### Your instructions:
Every line from the one with "Output a JSON" through the end of the entries below should be written out exactly; the pictures should not.

### Record set:
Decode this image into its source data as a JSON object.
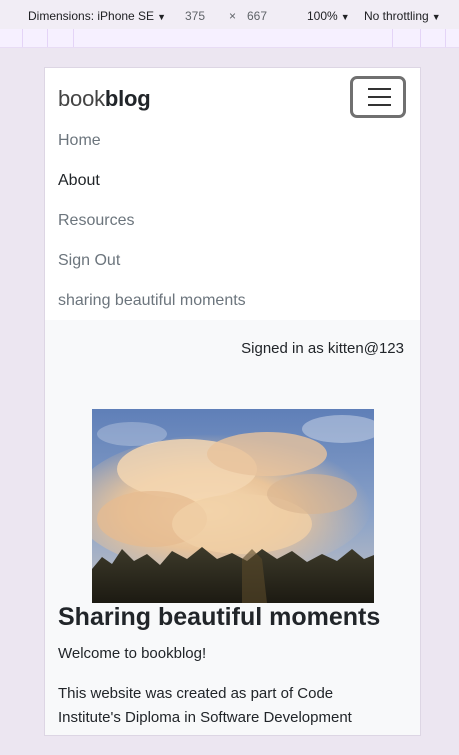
{
  "devtools": {
    "device_label": "Dimensions: iPhone SE",
    "width": "375",
    "times": "×",
    "height": "667",
    "zoom": "100%",
    "throttling": "No throttling"
  },
  "site": {
    "brand_light": "book",
    "brand_bold": "blog",
    "nav": [
      {
        "label": "Home"
      },
      {
        "label": "About"
      },
      {
        "label": "Resources"
      },
      {
        "label": "Sign Out"
      },
      {
        "label": "sharing beautiful moments"
      }
    ],
    "signed_in": "Signed in as kitten@123",
    "heading": "Sharing beautiful moments",
    "welcome": "Welcome to bookblog!",
    "description": "This website was created as part of Code Institute's Diploma in Software Development"
  },
  "colors": {
    "page_bg": "#ece6f1",
    "content_bg": "#f8f9fa",
    "nav_muted": "#6c757d",
    "text": "#212529"
  }
}
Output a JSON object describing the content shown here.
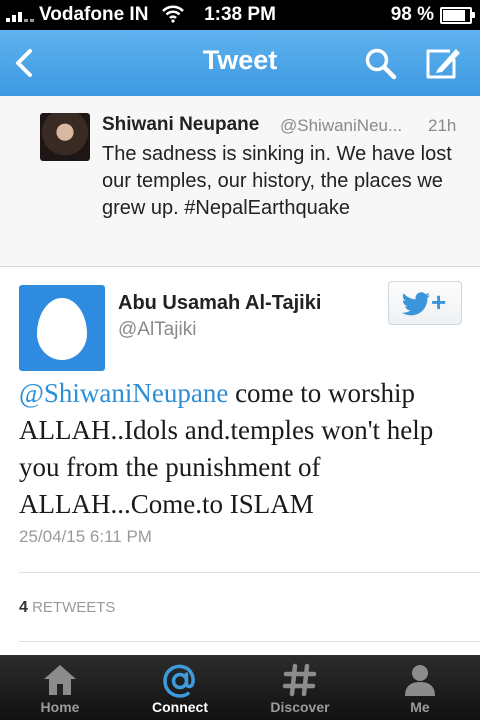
{
  "status_bar": {
    "carrier": "Vodafone IN",
    "time": "1:38 PM",
    "battery": "98 %",
    "battery_level": 0.98
  },
  "nav": {
    "title": "Tweet",
    "accent": "#4aa6ea"
  },
  "parent_tweet": {
    "name": "Shiwani Neupane",
    "handle": "@ShiwaniNeu...",
    "time": "21h",
    "text": "The sadness is sinking in. We have lost our temples, our history, the places we grew up. #NepalEarthquake"
  },
  "main_tweet": {
    "name": "Abu Usamah Al-Tajiki",
    "handle": "@AlTajiki",
    "mention": "@ShiwaniNeupane",
    "text": " come to worship ALLAH..Idols and.temples won't help you from the punishment of ALLAH...Come.to ISLAM",
    "date": "25/04/15 6:11 PM",
    "retweet_count": "4",
    "retweet_label": "RETWEETS",
    "follow_icon": "follow-bird-plus-icon",
    "follow_label": "+"
  },
  "tabs": [
    {
      "label": "Home",
      "icon": "home-icon"
    },
    {
      "label": "Connect",
      "icon": "at-icon"
    },
    {
      "label": "Discover",
      "icon": "hash-icon"
    },
    {
      "label": "Me",
      "icon": "person-icon"
    }
  ],
  "active_tab": "Connect"
}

### Response for this exercise:
Output a JSON object describing the content shown here.
{
  "status_bar": {
    "carrier": "Vodafone IN",
    "time": "1:38 PM",
    "battery": "98 %",
    "battery_level": 0.98
  },
  "nav": {
    "title": "Tweet",
    "accent": "#4aa6ea"
  },
  "parent_tweet": {
    "name": "Shiwani Neupane",
    "handle": "@ShiwaniNeu...",
    "time": "21h",
    "text": "The sadness is sinking in. We have lost our temples, our history, the places we grew up. #NepalEarthquake"
  },
  "main_tweet": {
    "name": "Abu Usamah Al-Tajiki",
    "handle": "@AlTajiki",
    "mention": "@ShiwaniNeupane",
    "text": " come to worship ALLAH..Idols and.temples won't help you from the punishment of ALLAH...Come.to ISLAM",
    "date": "25/04/15 6:11 PM",
    "retweet_count": "4",
    "retweet_label": "RETWEETS",
    "follow_icon": "follow-bird-plus-icon",
    "follow_label": "+"
  },
  "tabs": [
    {
      "label": "Home",
      "icon": "home-icon"
    },
    {
      "label": "Connect",
      "icon": "at-icon"
    },
    {
      "label": "Discover",
      "icon": "hash-icon"
    },
    {
      "label": "Me",
      "icon": "person-icon"
    }
  ],
  "active_tab": "Connect"
}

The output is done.